Well, these nine tracks were made over the course of two and a half years. When you spend that much time with a project this (relatively) small in scale, it becomes much more personally complicated. It makes it difficult to see them in a ranking fashion. From the listener’s perspective though, I could see how a very engaging track such as io could end up as a favourite. I wish we could give you an answer, but they all have a lot of sentimental value and are very special.
Was it always meant to be an album from the start? Or did that become the plan in the process of making the tracks?
For a long time it was just making songs without any specific intent. It was very much exploratory and very much for us, something that we just liked to do. Though it actually wasn’t the first time we put a bunch of things we made together and called it an album! The Tea Enfoca EP we released was actually a full album of our best early material. We ended up hand-picking the best tracks from there for the EP.
How do you think tsaik will evolve? Like, are there plans to maybe start playing live sets and get into a big fancy studio? Or would you rather keep it small and personal?
Well actually our studio is pretty well stocked at this point… Let me find some pictures.
*interviewer and tsaik proceed to blabber about monitor stands, analogue equipment, midi gear and other electronic ingenuity.*

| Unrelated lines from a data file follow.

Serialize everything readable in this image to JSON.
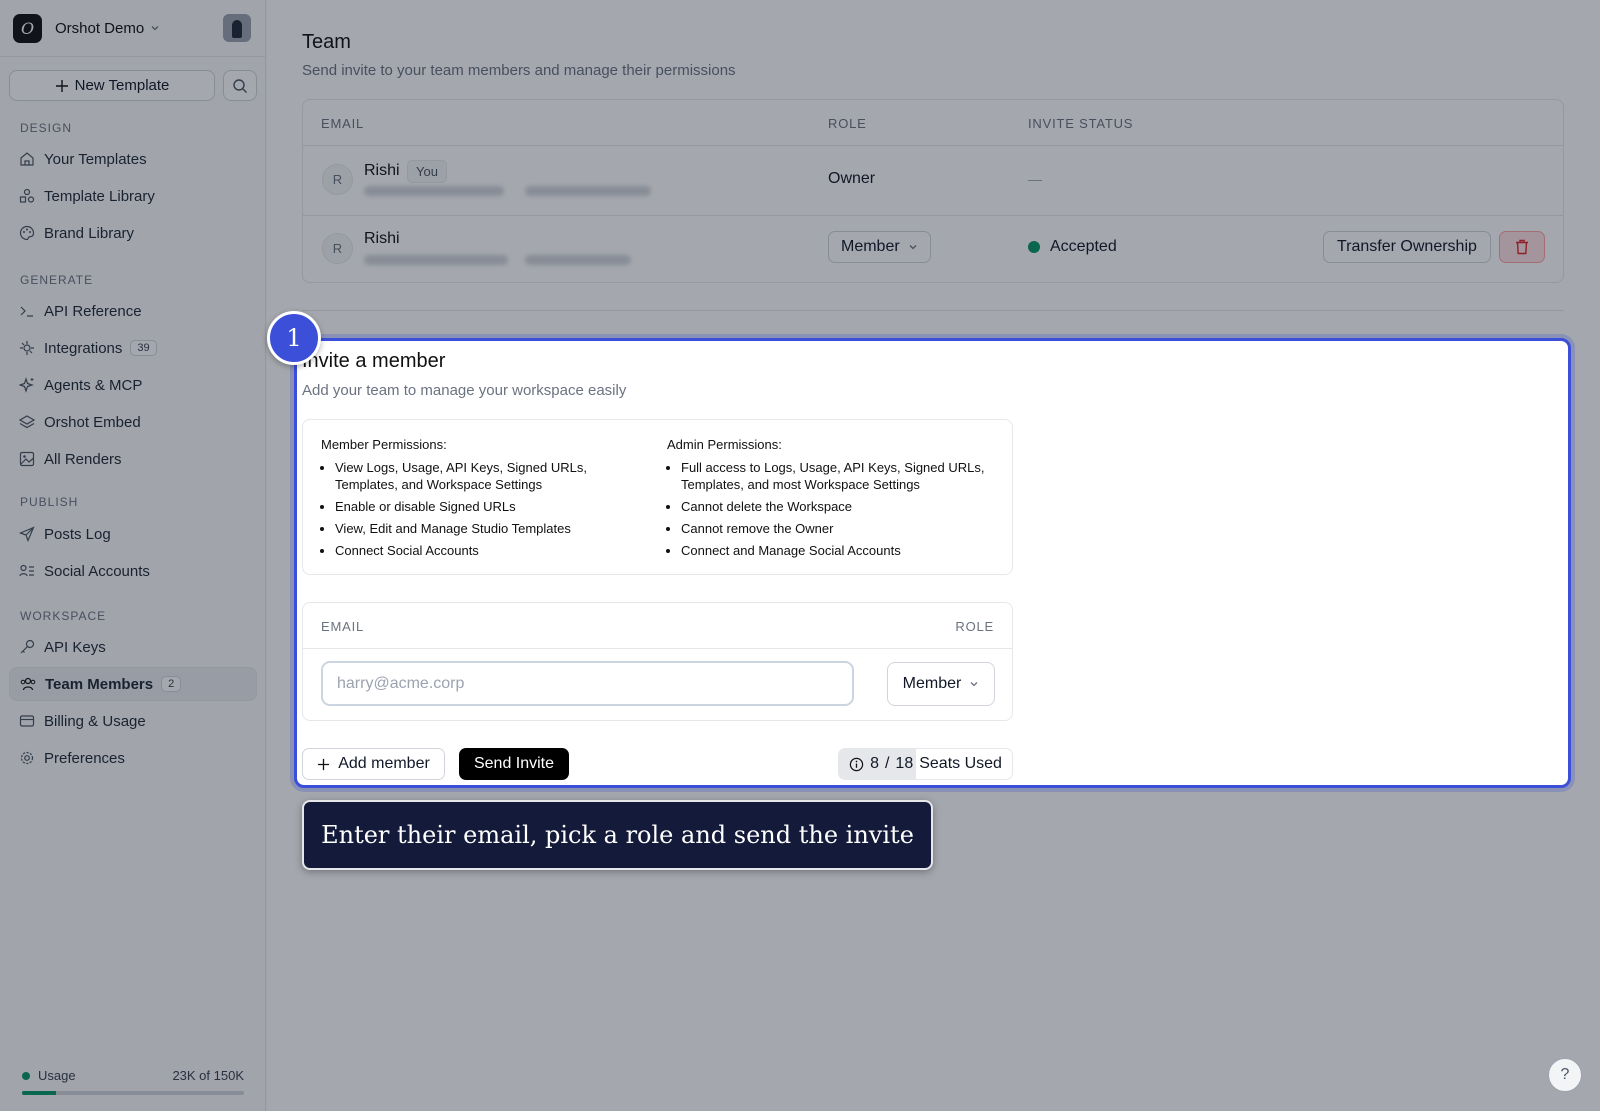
{
  "workspace": {
    "logo_letter": "O",
    "name": "Orshot Demo"
  },
  "sidebar": {
    "new_template_label": "New Template",
    "sections": {
      "design": "DESIGN",
      "generate": "GENERATE",
      "publish": "PUBLISH",
      "workspace": "WORKSPACE"
    },
    "items": [
      {
        "label": "Your Templates",
        "icon": "home-icon"
      },
      {
        "label": "Template Library",
        "icon": "shapes-icon"
      },
      {
        "label": "Brand Library",
        "icon": "palette-icon"
      },
      {
        "label": "API Reference",
        "icon": "terminal-icon"
      },
      {
        "label": "Integrations",
        "icon": "plug-icon",
        "badge": "39"
      },
      {
        "label": "Agents & MCP",
        "icon": "sparkles-icon"
      },
      {
        "label": "Orshot Embed",
        "icon": "layers-icon"
      },
      {
        "label": "All Renders",
        "icon": "image-icon"
      },
      {
        "label": "Posts Log",
        "icon": "send-icon"
      },
      {
        "label": "Social Accounts",
        "icon": "user-list-icon"
      },
      {
        "label": "API Keys",
        "icon": "key-icon"
      },
      {
        "label": "Team Members",
        "icon": "users-icon",
        "badge": "2",
        "active": true
      },
      {
        "label": "Billing & Usage",
        "icon": "credit-card-icon"
      },
      {
        "label": "Preferences",
        "icon": "gear-icon"
      }
    ],
    "usage": {
      "label": "Usage",
      "amount": "23K of 150K",
      "fraction": 0.153
    }
  },
  "team": {
    "title": "Team",
    "subtitle": "Send invite to your team members and manage their permissions",
    "columns": {
      "email": "EMAIL",
      "role": "ROLE",
      "status": "INVITE STATUS"
    },
    "members": [
      {
        "initial": "R",
        "name": "Rishi",
        "you_badge": "You",
        "role": "Owner",
        "status": "—"
      },
      {
        "initial": "R",
        "name": "Rishi",
        "role": "Member",
        "status": "Accepted",
        "transfer_label": "Transfer Ownership"
      }
    ]
  },
  "invite": {
    "step_number": "1",
    "title": "Invite a member",
    "subtitle": "Add your team to manage your workspace easily",
    "member_permissions": {
      "title": "Member Permissions:",
      "items": [
        "View Logs, Usage, API Keys, Signed URLs, Templates, and Workspace Settings",
        "Enable or disable Signed URLs",
        "View, Edit and Manage Studio Templates",
        "Connect Social Accounts"
      ]
    },
    "admin_permissions": {
      "title": "Admin Permissions:",
      "items": [
        "Full access to Logs, Usage, API Keys, Signed URLs, Templates, and most Workspace Settings",
        "Cannot delete the Workspace",
        "Cannot remove the Owner",
        "Connect and Manage Social Accounts"
      ]
    },
    "email_header": "EMAIL",
    "role_header": "ROLE",
    "email_placeholder": "harry@acme.corp",
    "role_value": "Member",
    "add_member_label": "Add member",
    "send_invite_label": "Send Invite",
    "seats": {
      "used": "8",
      "separator": "/",
      "total": "18",
      "label": "Seats Used",
      "fraction": 0.444
    }
  },
  "tooltip": {
    "text": "Enter their email, pick a role and send the invite"
  },
  "help": {
    "label": "?"
  },
  "colors": {
    "accent": "#3b4fd8",
    "success": "#059669",
    "tooltip_bg": "#141a3a"
  }
}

Oh, about the live sets. We’ve started doing those yeah, but it’s hard. I grew up going to music festivals and shows with my dad, which we still do today, and it was always a lot of fun, very entertaining and energetic performances.
Though I must admit I never felt the same about DJ sets. They’re cool in a sense, but I think that in a live setting, the experience is more about the dance and party (which I’m not into) as opposed to creating the music. I think that electronic musicians should be held to the same standard as any major instrumental band, the best electronic act I’ve ever seen fulfil that is Caribou.
Don’t get me wrong, I don’t have a problem listening to a good DJ set, but I guess when I’m at like pitchfork music festival and there’s all these very great and entertaining bands playing it’s hard for me to opt for the DJ set.
That’s fair! Last question: what can we expect from tsaik in the future?
More wild and unhindered sonic exploration, but using all the tools at our disposal as opposed to just Ableton’s technical abilities. That means composition, physical experiments, and the scariest one of all — putting meaning and context behind our creations.